Last week, The Walking Dead opened their season by outdoing themselves, in terms of both zombie-lurching set pieces and horrendous splatterage. So, as one might expect, this week sees consolidation, as they introduce new non-decomposing characters and turn the screws on our existing ones.
So do they keep the momentum going? Or is it a dead stop?
The Uneasy Farm
The first few minutes of the episode aren’t what I expected. We get a welcome flashbacks to pre-apocalyptic times, and they never bother showing us the minutes immediately after last week’s cliffhanger. It was a leap, but retrospectively, would anything have happened that we couldn’t intuit from what we got here?
And then the medical crisis, a few zombie encounters, soap opera and, a Walking Dead staple, the sense of creeping unease. Because surely one or more of the scenarios introduced here has to end in utter disaster?
For example, where’s the little girl? Will she come roaring back as a tiny zombie? And is T-Dog suffering from a “blood infection”, or was there a zom-tooth embedded in that car door? Most crucially of all, and surely a major plot point in the future, surely Hershel’s farm didn’t escape untouched by the undead because they were “lucky”? There must be more to it…
Against all this new material, the same old characters still rage against the dying of… well, everything. I’m pleased Shane’s getting some redemptive material again, as the show is a lot more interesting when the love triangle isn’t as simple as Good Guy vs Bastard.
On a similar theme, we see the less admirable and amazing side of Rick coming through again. Or at least, we’re reminded that it might not always be easy being married to a stoic cowboy action man. More of this ambiguity, please.

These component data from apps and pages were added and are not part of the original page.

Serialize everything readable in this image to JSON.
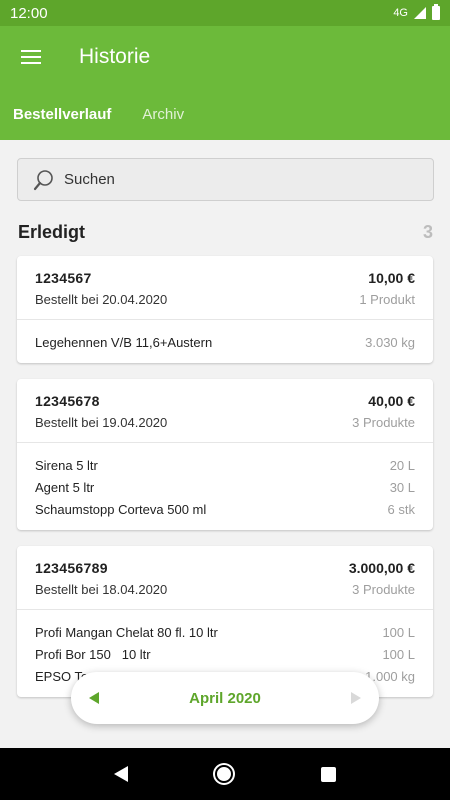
{
  "status_bar": {
    "time": "12:00",
    "network": "4G"
  },
  "app_bar": {
    "title": "Historie",
    "menu_icon": "hamburger-menu-icon"
  },
  "tabs": [
    {
      "label": "Bestellverlauf",
      "active": true
    },
    {
      "label": "Archiv",
      "active": false
    }
  ],
  "search": {
    "placeholder": "Suchen",
    "icon": "search-icon"
  },
  "section": {
    "title": "Erledigt",
    "count": "3"
  },
  "orders": [
    {
      "number": "1234567",
      "total": "10,00 €",
      "date": "Bestellt bei 20.04.2020",
      "product_count": "1 Produkt",
      "items": [
        {
          "name": "Legehennen V/B 11,6+Austern",
          "qty": "3.030 kg"
        }
      ]
    },
    {
      "number": "12345678",
      "total": "40,00 €",
      "date": "Bestellt bei 19.04.2020",
      "product_count": "3 Produkte",
      "items": [
        {
          "name": "Sirena 5 ltr",
          "qty": "20 L"
        },
        {
          "name": "Agent 5 ltr",
          "qty": "30 L"
        },
        {
          "name": "Schaumstopp Corteva 500 ml",
          "qty": "6 stk"
        }
      ]
    },
    {
      "number": "123456789",
      "total": "3.000,00 €",
      "date": "Bestellt bei 18.04.2020",
      "product_count": "3 Produkte",
      "items": [
        {
          "name": "Profi Mangan Chelat 80 fl. 10 ltr",
          "qty": "100 L"
        },
        {
          "name": "Profi Bor 150   10 ltr",
          "qty": "100 L"
        },
        {
          "name": "EPSO To",
          "qty": "1.000 kg"
        }
      ]
    }
  ],
  "month_selector": {
    "label": "April 2020"
  },
  "colors": {
    "primary": "#6cba3a",
    "status_bar": "#5ea62b",
    "accent": "#5ea62b"
  }
}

Oh, and more material for Glenn. That kid’s lust for life provided some fun moments in the first season, it’ll be a shame if he spends the second one stomping around and complaining.

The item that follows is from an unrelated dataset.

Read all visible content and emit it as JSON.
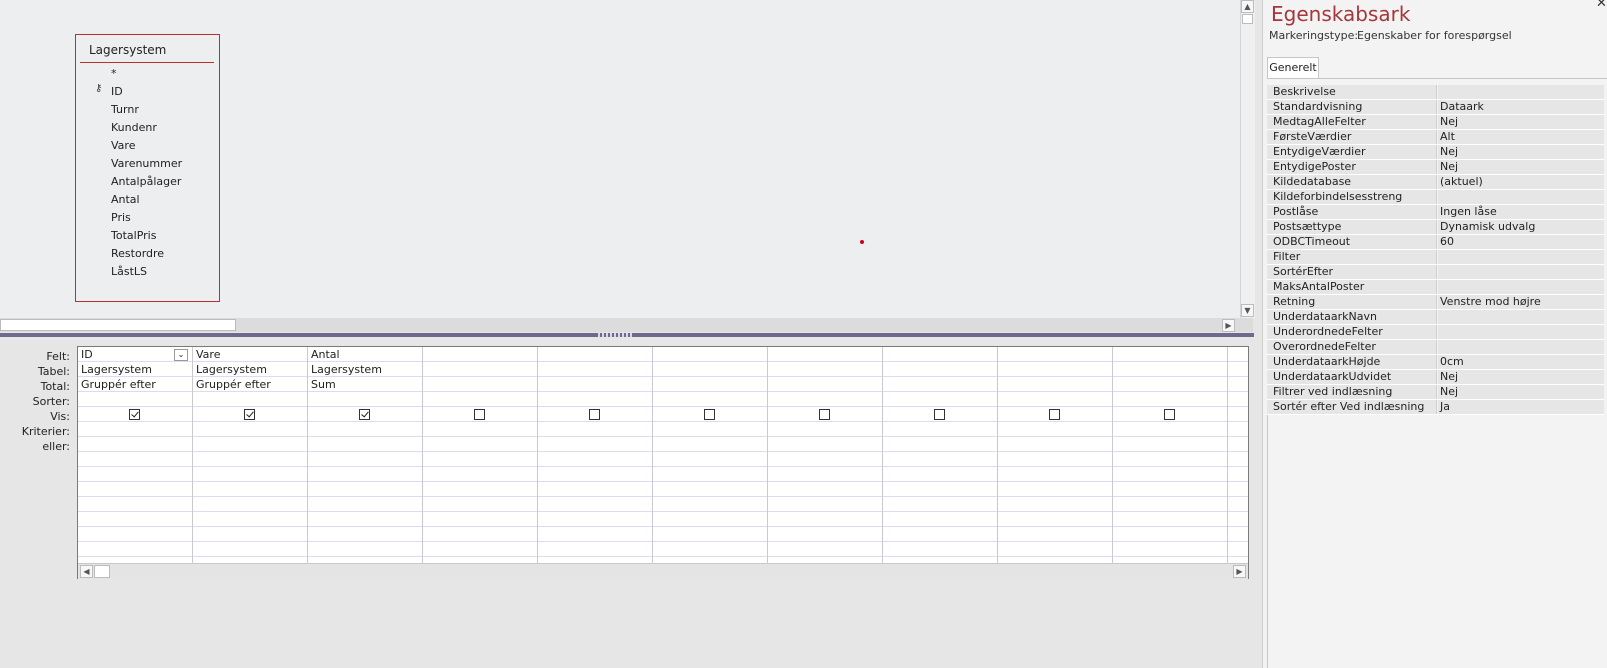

Nonetheless, another good episode. Signposted promising directions for future stories, and without subjecting us to epic tracts of exposition. Excellent.